## What is expected
Give back every entry, exactly as written.

## Dataset records
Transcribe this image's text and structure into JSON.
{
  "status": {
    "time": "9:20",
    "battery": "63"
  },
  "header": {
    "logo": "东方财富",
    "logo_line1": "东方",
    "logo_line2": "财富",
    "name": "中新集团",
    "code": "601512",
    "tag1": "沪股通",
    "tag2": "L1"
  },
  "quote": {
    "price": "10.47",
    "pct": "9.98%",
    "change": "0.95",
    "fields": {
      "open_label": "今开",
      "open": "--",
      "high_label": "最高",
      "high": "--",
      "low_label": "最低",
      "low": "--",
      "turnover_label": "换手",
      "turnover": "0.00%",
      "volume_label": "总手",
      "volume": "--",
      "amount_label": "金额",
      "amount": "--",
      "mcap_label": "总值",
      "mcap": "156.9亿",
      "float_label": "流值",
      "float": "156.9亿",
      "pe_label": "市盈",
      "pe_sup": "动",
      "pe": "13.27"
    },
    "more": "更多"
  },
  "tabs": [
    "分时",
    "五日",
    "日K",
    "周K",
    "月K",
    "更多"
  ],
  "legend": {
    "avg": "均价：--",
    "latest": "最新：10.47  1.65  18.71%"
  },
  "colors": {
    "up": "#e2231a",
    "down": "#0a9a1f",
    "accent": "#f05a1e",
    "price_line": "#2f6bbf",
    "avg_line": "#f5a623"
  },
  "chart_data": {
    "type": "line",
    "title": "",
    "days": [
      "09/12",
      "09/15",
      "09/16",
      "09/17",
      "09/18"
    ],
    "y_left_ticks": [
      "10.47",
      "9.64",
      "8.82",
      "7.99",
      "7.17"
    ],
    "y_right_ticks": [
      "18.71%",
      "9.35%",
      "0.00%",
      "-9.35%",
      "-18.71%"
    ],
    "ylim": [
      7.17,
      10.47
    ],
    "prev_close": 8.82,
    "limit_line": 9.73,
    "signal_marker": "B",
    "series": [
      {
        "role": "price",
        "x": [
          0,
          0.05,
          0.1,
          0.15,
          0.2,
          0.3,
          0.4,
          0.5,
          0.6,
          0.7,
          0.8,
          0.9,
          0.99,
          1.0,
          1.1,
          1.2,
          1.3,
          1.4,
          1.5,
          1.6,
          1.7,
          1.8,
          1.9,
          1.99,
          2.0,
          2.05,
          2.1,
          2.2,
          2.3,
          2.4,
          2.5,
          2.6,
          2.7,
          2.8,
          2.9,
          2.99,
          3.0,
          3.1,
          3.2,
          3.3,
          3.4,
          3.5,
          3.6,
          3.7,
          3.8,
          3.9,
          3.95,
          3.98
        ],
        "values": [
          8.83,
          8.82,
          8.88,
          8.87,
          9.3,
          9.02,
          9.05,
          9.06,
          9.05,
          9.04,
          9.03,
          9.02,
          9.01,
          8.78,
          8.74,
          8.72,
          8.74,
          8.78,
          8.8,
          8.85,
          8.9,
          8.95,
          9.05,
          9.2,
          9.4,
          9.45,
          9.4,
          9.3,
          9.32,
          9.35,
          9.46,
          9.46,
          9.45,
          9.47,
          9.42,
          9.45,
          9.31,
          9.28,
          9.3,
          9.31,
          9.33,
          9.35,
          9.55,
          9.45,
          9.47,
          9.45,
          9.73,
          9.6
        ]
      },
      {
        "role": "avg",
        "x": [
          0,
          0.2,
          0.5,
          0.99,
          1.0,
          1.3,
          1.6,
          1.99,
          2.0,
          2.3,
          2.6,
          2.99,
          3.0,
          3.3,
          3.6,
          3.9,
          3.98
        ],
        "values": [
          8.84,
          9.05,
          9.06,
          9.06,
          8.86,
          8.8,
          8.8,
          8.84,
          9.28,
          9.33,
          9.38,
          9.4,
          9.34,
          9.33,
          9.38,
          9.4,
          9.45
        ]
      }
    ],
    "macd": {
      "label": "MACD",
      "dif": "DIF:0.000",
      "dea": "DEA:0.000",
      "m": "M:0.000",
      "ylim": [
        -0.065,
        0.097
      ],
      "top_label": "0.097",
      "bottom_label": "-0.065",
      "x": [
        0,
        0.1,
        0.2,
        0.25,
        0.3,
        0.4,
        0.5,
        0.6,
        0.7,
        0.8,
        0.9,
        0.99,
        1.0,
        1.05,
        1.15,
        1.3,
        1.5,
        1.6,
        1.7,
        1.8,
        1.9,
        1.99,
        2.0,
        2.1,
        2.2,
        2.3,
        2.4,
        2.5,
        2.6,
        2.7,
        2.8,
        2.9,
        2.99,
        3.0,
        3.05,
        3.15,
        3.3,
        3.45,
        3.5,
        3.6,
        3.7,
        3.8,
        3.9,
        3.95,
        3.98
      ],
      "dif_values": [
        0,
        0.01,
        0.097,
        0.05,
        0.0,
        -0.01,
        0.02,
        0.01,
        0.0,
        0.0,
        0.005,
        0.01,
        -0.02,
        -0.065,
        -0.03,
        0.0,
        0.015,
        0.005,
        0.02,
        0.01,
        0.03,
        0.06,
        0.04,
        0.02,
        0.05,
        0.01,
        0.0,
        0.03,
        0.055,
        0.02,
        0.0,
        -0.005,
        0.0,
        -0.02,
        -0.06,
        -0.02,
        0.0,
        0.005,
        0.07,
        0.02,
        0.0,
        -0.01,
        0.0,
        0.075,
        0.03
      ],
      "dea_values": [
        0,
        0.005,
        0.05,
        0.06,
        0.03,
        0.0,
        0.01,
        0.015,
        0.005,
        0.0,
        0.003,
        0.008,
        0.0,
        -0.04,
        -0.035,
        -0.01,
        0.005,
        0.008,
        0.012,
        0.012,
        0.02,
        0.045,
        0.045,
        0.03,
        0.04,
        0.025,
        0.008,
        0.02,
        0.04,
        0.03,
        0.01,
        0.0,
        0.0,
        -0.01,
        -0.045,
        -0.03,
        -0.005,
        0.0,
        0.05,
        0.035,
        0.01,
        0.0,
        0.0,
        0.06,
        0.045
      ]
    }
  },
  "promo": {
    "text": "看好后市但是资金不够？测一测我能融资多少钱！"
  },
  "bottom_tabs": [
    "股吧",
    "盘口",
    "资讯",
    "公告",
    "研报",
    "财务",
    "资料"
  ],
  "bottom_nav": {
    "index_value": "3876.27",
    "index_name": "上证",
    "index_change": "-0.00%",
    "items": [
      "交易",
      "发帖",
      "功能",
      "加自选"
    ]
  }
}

## Output for this exercise
Transcribe this image's text and structure into JSON.
{
  "status": {
    "time": "9:20",
    "battery": "63"
  },
  "header": {
    "logo": "东方财富",
    "logo_line1": "东方",
    "logo_line2": "财富",
    "name": "中新集团",
    "code": "601512",
    "tag1": "沪股通",
    "tag2": "L1"
  },
  "quote": {
    "price": "10.47",
    "pct": "9.98%",
    "change": "0.95",
    "fields": {
      "open_label": "今开",
      "open": "--",
      "high_label": "最高",
      "high": "--",
      "low_label": "最低",
      "low": "--",
      "turnover_label": "换手",
      "turnover": "0.00%",
      "volume_label": "总手",
      "volume": "--",
      "amount_label": "金额",
      "amount": "--",
      "mcap_label": "总值",
      "mcap": "156.9亿",
      "float_label": "流值",
      "float": "156.9亿",
      "pe_label": "市盈",
      "pe_sup": "动",
      "pe": "13.27"
    },
    "more": "更多"
  },
  "tabs": [
    "分时",
    "五日",
    "日K",
    "周K",
    "月K",
    "更多"
  ],
  "legend": {
    "avg": "均价：--",
    "latest": "最新：10.47  1.65  18.71%"
  },
  "colors": {
    "up": "#e2231a",
    "down": "#0a9a1f",
    "accent": "#f05a1e",
    "price_line": "#2f6bbf",
    "avg_line": "#f5a623"
  },
  "chart_data": {
    "type": "line",
    "title": "",
    "days": [
      "09/12",
      "09/15",
      "09/16",
      "09/17",
      "09/18"
    ],
    "y_left_ticks": [
      "10.47",
      "9.64",
      "8.82",
      "7.99",
      "7.17"
    ],
    "y_right_ticks": [
      "18.71%",
      "9.35%",
      "0.00%",
      "-9.35%",
      "-18.71%"
    ],
    "ylim": [
      7.17,
      10.47
    ],
    "prev_close": 8.82,
    "limit_line": 9.73,
    "signal_marker": "B",
    "series": [
      {
        "role": "price",
        "x": [
          0,
          0.05,
          0.1,
          0.15,
          0.2,
          0.3,
          0.4,
          0.5,
          0.6,
          0.7,
          0.8,
          0.9,
          0.99,
          1.0,
          1.1,
          1.2,
          1.3,
          1.4,
          1.5,
          1.6,
          1.7,
          1.8,
          1.9,
          1.99,
          2.0,
          2.05,
          2.1,
          2.2,
          2.3,
          2.4,
          2.5,
          2.6,
          2.7,
          2.8,
          2.9,
          2.99,
          3.0,
          3.1,
          3.2,
          3.3,
          3.4,
          3.5,
          3.6,
          3.7,
          3.8,
          3.9,
          3.95,
          3.98
        ],
        "values": [
          8.83,
          8.82,
          8.88,
          8.87,
          9.3,
          9.02,
          9.05,
          9.06,
          9.05,
          9.04,
          9.03,
          9.02,
          9.01,
          8.78,
          8.74,
          8.72,
          8.74,
          8.78,
          8.8,
          8.85,
          8.9,
          8.95,
          9.05,
          9.2,
          9.4,
          9.45,
          9.4,
          9.3,
          9.32,
          9.35,
          9.46,
          9.46,
          9.45,
          9.47,
          9.42,
          9.45,
          9.31,
          9.28,
          9.3,
          9.31,
          9.33,
          9.35,
          9.55,
          9.45,
          9.47,
          9.45,
          9.73,
          9.6
        ]
      },
      {
        "role": "avg",
        "x": [
          0,
          0.2,
          0.5,
          0.99,
          1.0,
          1.3,
          1.6,
          1.99,
          2.0,
          2.3,
          2.6,
          2.99,
          3.0,
          3.3,
          3.6,
          3.9,
          3.98
        ],
        "values": [
          8.84,
          9.05,
          9.06,
          9.06,
          8.86,
          8.8,
          8.8,
          8.84,
          9.28,
          9.33,
          9.38,
          9.4,
          9.34,
          9.33,
          9.38,
          9.4,
          9.45
        ]
      }
    ],
    "macd": {
      "label": "MACD",
      "dif": "DIF:0.000",
      "dea": "DEA:0.000",
      "m": "M:0.000",
      "ylim": [
        -0.065,
        0.097
      ],
      "top_label": "0.097",
      "bottom_label": "-0.065",
      "x": [
        0,
        0.1,
        0.2,
        0.25,
        0.3,
        0.4,
        0.5,
        0.6,
        0.7,
        0.8,
        0.9,
        0.99,
        1.0,
        1.05,
        1.15,
        1.3,
        1.5,
        1.6,
        1.7,
        1.8,
        1.9,
        1.99,
        2.0,
        2.1,
        2.2,
        2.3,
        2.4,
        2.5,
        2.6,
        2.7,
        2.8,
        2.9,
        2.99,
        3.0,
        3.05,
        3.15,
        3.3,
        3.45,
        3.5,
        3.6,
        3.7,
        3.8,
        3.9,
        3.95,
        3.98
      ],
      "dif_values": [
        0,
        0.01,
        0.097,
        0.05,
        0.0,
        -0.01,
        0.02,
        0.01,
        0.0,
        0.0,
        0.005,
        0.01,
        -0.02,
        -0.065,
        -0.03,
        0.0,
        0.015,
        0.005,
        0.02,
        0.01,
        0.03,
        0.06,
        0.04,
        0.02,
        0.05,
        0.01,
        0.0,
        0.03,
        0.055,
        0.02,
        0.0,
        -0.005,
        0.0,
        -0.02,
        -0.06,
        -0.02,
        0.0,
        0.005,
        0.07,
        0.02,
        0.0,
        -0.01,
        0.0,
        0.075,
        0.03
      ],
      "dea_values": [
        0,
        0.005,
        0.05,
        0.06,
        0.03,
        0.0,
        0.01,
        0.015,
        0.005,
        0.0,
        0.003,
        0.008,
        0.0,
        -0.04,
        -0.035,
        -0.01,
        0.005,
        0.008,
        0.012,
        0.012,
        0.02,
        0.045,
        0.045,
        0.03,
        0.04,
        0.025,
        0.008,
        0.02,
        0.04,
        0.03,
        0.01,
        0.0,
        0.0,
        -0.01,
        -0.045,
        -0.03,
        -0.005,
        0.0,
        0.05,
        0.035,
        0.01,
        0.0,
        0.0,
        0.06,
        0.045
      ]
    }
  },
  "promo": {
    "text": "看好后市但是资金不够？测一测我能融资多少钱！"
  },
  "bottom_tabs": [
    "股吧",
    "盘口",
    "资讯",
    "公告",
    "研报",
    "财务",
    "资料"
  ],
  "bottom_nav": {
    "index_value": "3876.27",
    "index_name": "上证",
    "index_change": "-0.00%",
    "items": [
      "交易",
      "发帖",
      "功能",
      "加自选"
    ]
  }
}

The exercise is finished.